Should a line below contain the word "content", report it.

(RECORDS TO PROCESS Opens)

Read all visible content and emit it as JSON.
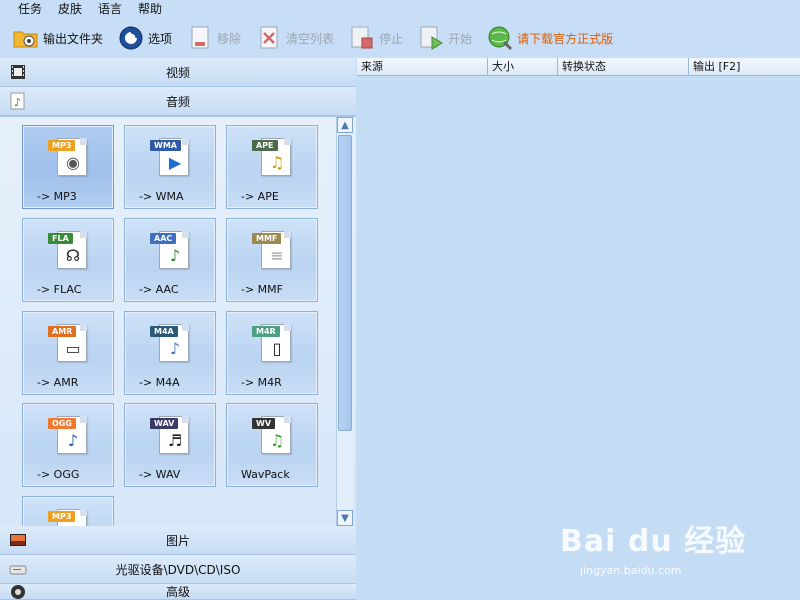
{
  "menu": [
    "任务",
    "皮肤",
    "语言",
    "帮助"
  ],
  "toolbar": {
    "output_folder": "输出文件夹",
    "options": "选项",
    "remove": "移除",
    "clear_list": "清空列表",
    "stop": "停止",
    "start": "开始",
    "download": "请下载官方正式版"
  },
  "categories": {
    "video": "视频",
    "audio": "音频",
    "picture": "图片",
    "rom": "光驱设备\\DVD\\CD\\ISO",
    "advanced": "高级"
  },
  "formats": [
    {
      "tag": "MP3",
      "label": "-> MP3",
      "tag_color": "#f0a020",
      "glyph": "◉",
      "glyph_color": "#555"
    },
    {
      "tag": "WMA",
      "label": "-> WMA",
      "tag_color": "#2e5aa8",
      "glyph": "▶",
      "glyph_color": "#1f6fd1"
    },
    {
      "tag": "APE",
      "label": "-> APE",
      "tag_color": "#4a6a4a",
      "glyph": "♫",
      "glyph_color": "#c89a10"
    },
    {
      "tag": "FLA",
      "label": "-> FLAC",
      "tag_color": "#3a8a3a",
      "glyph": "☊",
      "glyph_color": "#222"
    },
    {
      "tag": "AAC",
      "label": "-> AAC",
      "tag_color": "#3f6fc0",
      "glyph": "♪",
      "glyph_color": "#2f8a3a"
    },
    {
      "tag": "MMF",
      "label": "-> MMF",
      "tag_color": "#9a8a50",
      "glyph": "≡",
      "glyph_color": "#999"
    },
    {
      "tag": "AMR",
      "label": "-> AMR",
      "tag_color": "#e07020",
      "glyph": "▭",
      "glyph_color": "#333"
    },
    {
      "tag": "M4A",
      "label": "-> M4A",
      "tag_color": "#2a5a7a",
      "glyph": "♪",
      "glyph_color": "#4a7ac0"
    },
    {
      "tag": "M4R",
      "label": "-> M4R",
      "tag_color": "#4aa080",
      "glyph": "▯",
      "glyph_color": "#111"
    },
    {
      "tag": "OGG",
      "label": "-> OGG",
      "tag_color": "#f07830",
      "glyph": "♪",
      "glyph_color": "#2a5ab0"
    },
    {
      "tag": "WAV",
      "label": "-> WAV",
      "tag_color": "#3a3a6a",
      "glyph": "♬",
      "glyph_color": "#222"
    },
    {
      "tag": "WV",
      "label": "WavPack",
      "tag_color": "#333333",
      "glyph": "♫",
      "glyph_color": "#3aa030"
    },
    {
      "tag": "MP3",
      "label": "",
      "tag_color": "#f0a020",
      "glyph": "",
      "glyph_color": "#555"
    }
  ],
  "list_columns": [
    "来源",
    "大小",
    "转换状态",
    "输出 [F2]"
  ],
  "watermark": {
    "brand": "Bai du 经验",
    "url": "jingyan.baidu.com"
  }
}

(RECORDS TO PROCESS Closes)
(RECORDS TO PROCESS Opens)

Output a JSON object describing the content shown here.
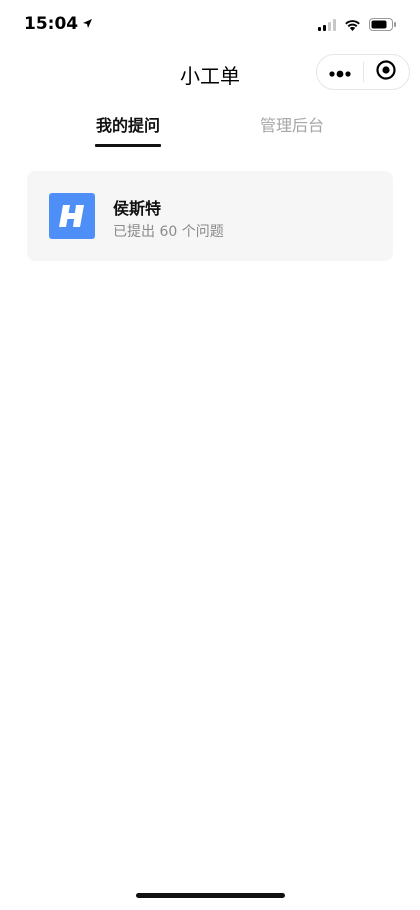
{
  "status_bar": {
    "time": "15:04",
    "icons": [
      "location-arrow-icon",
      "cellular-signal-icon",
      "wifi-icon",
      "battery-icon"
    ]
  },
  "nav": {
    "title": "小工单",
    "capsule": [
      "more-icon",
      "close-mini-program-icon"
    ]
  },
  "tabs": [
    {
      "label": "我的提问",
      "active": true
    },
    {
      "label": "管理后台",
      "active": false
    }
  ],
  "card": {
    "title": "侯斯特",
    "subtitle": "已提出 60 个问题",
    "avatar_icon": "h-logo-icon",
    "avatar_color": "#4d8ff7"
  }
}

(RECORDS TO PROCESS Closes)

▶ [EXERCISE OUTPUT]:
Read all visible content and emit it as JSON.
Output a JSON object describing the content shown here.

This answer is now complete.